⟨

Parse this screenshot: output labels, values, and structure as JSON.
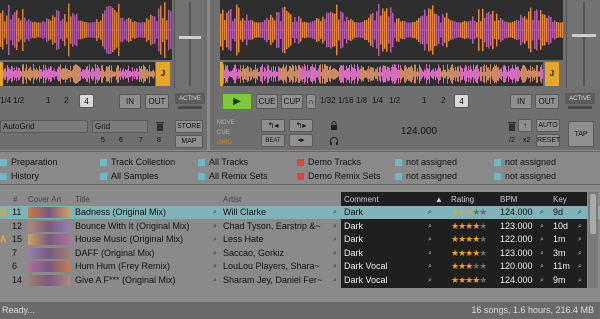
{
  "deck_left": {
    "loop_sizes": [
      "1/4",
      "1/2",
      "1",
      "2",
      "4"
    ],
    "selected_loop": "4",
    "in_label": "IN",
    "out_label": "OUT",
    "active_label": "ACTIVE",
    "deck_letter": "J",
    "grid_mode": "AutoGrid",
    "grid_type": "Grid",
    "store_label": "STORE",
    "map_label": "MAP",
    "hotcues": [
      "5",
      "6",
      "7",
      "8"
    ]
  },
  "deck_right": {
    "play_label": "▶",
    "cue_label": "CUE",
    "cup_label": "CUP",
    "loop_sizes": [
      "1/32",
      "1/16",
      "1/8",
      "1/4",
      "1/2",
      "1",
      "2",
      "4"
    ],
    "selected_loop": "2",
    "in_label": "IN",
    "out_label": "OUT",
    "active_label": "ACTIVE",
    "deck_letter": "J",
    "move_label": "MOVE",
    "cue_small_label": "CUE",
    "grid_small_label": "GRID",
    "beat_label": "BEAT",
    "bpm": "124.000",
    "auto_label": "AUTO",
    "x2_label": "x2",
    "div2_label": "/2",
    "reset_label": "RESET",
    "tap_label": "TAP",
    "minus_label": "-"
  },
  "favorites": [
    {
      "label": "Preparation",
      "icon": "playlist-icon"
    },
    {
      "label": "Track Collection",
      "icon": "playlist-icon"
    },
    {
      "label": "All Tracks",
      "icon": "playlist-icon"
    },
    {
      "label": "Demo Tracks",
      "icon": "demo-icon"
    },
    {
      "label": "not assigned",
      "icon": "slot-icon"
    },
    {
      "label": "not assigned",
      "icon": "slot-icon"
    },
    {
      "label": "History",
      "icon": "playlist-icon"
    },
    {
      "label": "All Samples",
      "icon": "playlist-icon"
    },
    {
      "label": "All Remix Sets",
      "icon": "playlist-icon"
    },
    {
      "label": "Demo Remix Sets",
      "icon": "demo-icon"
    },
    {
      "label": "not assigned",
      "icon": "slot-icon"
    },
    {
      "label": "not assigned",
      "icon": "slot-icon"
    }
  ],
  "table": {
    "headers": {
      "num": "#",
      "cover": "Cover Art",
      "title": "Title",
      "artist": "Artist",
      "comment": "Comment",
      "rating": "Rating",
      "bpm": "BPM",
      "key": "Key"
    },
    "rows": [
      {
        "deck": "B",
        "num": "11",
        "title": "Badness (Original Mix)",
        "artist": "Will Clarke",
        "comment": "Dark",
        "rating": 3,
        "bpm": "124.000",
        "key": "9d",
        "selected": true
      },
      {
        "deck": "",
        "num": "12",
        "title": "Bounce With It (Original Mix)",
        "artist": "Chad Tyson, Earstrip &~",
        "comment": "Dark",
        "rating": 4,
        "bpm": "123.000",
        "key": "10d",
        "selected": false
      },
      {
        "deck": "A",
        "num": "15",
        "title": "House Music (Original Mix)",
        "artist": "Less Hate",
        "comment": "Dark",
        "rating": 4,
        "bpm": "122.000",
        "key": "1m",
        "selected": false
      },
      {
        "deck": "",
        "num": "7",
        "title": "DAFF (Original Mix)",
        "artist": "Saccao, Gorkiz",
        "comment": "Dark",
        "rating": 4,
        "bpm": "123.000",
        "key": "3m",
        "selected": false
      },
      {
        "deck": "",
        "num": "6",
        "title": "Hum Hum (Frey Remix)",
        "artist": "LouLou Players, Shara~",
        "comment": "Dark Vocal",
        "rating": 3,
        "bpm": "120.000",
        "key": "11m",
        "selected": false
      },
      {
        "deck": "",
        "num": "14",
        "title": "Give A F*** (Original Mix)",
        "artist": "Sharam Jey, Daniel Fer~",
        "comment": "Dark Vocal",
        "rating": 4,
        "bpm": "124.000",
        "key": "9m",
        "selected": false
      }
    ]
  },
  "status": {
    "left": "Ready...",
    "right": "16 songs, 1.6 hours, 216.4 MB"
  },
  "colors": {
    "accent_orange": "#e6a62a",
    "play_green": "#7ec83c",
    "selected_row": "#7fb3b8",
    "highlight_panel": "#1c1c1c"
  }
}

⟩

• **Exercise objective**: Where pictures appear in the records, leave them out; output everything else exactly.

• **The completed task**:
Parse this screenshot: output labels, values, and structure as JSON.
{
  "deck_left": {
    "loop_sizes": [
      "1/4",
      "1/2",
      "1",
      "2",
      "4"
    ],
    "selected_loop": "4",
    "in_label": "IN",
    "out_label": "OUT",
    "active_label": "ACTIVE",
    "deck_letter": "J",
    "grid_mode": "AutoGrid",
    "grid_type": "Grid",
    "store_label": "STORE",
    "map_label": "MAP",
    "hotcues": [
      "5",
      "6",
      "7",
      "8"
    ]
  },
  "deck_right": {
    "play_label": "▶",
    "cue_label": "CUE",
    "cup_label": "CUP",
    "loop_sizes": [
      "1/32",
      "1/16",
      "1/8",
      "1/4",
      "1/2",
      "1",
      "2",
      "4"
    ],
    "selected_loop": "2",
    "in_label": "IN",
    "out_label": "OUT",
    "active_label": "ACTIVE",
    "deck_letter": "J",
    "move_label": "MOVE",
    "cue_small_label": "CUE",
    "grid_small_label": "GRID",
    "beat_label": "BEAT",
    "bpm": "124.000",
    "auto_label": "AUTO",
    "x2_label": "x2",
    "div2_label": "/2",
    "reset_label": "RESET",
    "tap_label": "TAP",
    "minus_label": "-"
  },
  "favorites": [
    {
      "label": "Preparation",
      "icon": "playlist-icon"
    },
    {
      "label": "Track Collection",
      "icon": "playlist-icon"
    },
    {
      "label": "All Tracks",
      "icon": "playlist-icon"
    },
    {
      "label": "Demo Tracks",
      "icon": "demo-icon"
    },
    {
      "label": "not assigned",
      "icon": "slot-icon"
    },
    {
      "label": "not assigned",
      "icon": "slot-icon"
    },
    {
      "label": "History",
      "icon": "playlist-icon"
    },
    {
      "label": "All Samples",
      "icon": "playlist-icon"
    },
    {
      "label": "All Remix Sets",
      "icon": "playlist-icon"
    },
    {
      "label": "Demo Remix Sets",
      "icon": "demo-icon"
    },
    {
      "label": "not assigned",
      "icon": "slot-icon"
    },
    {
      "label": "not assigned",
      "icon": "slot-icon"
    }
  ],
  "table": {
    "headers": {
      "num": "#",
      "cover": "Cover Art",
      "title": "Title",
      "artist": "Artist",
      "comment": "Comment",
      "rating": "Rating",
      "bpm": "BPM",
      "key": "Key"
    },
    "rows": [
      {
        "deck": "B",
        "num": "11",
        "title": "Badness (Original Mix)",
        "artist": "Will Clarke",
        "comment": "Dark",
        "rating": 3,
        "bpm": "124.000",
        "key": "9d",
        "selected": true
      },
      {
        "deck": "",
        "num": "12",
        "title": "Bounce With It (Original Mix)",
        "artist": "Chad Tyson, Earstrip &~",
        "comment": "Dark",
        "rating": 4,
        "bpm": "123.000",
        "key": "10d",
        "selected": false
      },
      {
        "deck": "A",
        "num": "15",
        "title": "House Music (Original Mix)",
        "artist": "Less Hate",
        "comment": "Dark",
        "rating": 4,
        "bpm": "122.000",
        "key": "1m",
        "selected": false
      },
      {
        "deck": "",
        "num": "7",
        "title": "DAFF (Original Mix)",
        "artist": "Saccao, Gorkiz",
        "comment": "Dark",
        "rating": 4,
        "bpm": "123.000",
        "key": "3m",
        "selected": false
      },
      {
        "deck": "",
        "num": "6",
        "title": "Hum Hum (Frey Remix)",
        "artist": "LouLou Players, Shara~",
        "comment": "Dark Vocal",
        "rating": 3,
        "bpm": "120.000",
        "key": "11m",
        "selected": false
      },
      {
        "deck": "",
        "num": "14",
        "title": "Give A F*** (Original Mix)",
        "artist": "Sharam Jey, Daniel Fer~",
        "comment": "Dark Vocal",
        "rating": 4,
        "bpm": "124.000",
        "key": "9m",
        "selected": false
      }
    ]
  },
  "status": {
    "left": "Ready...",
    "right": "16 songs, 1.6 hours, 216.4 MB"
  },
  "colors": {
    "accent_orange": "#e6a62a",
    "play_green": "#7ec83c",
    "selected_row": "#7fb3b8",
    "highlight_panel": "#1c1c1c"
  }
}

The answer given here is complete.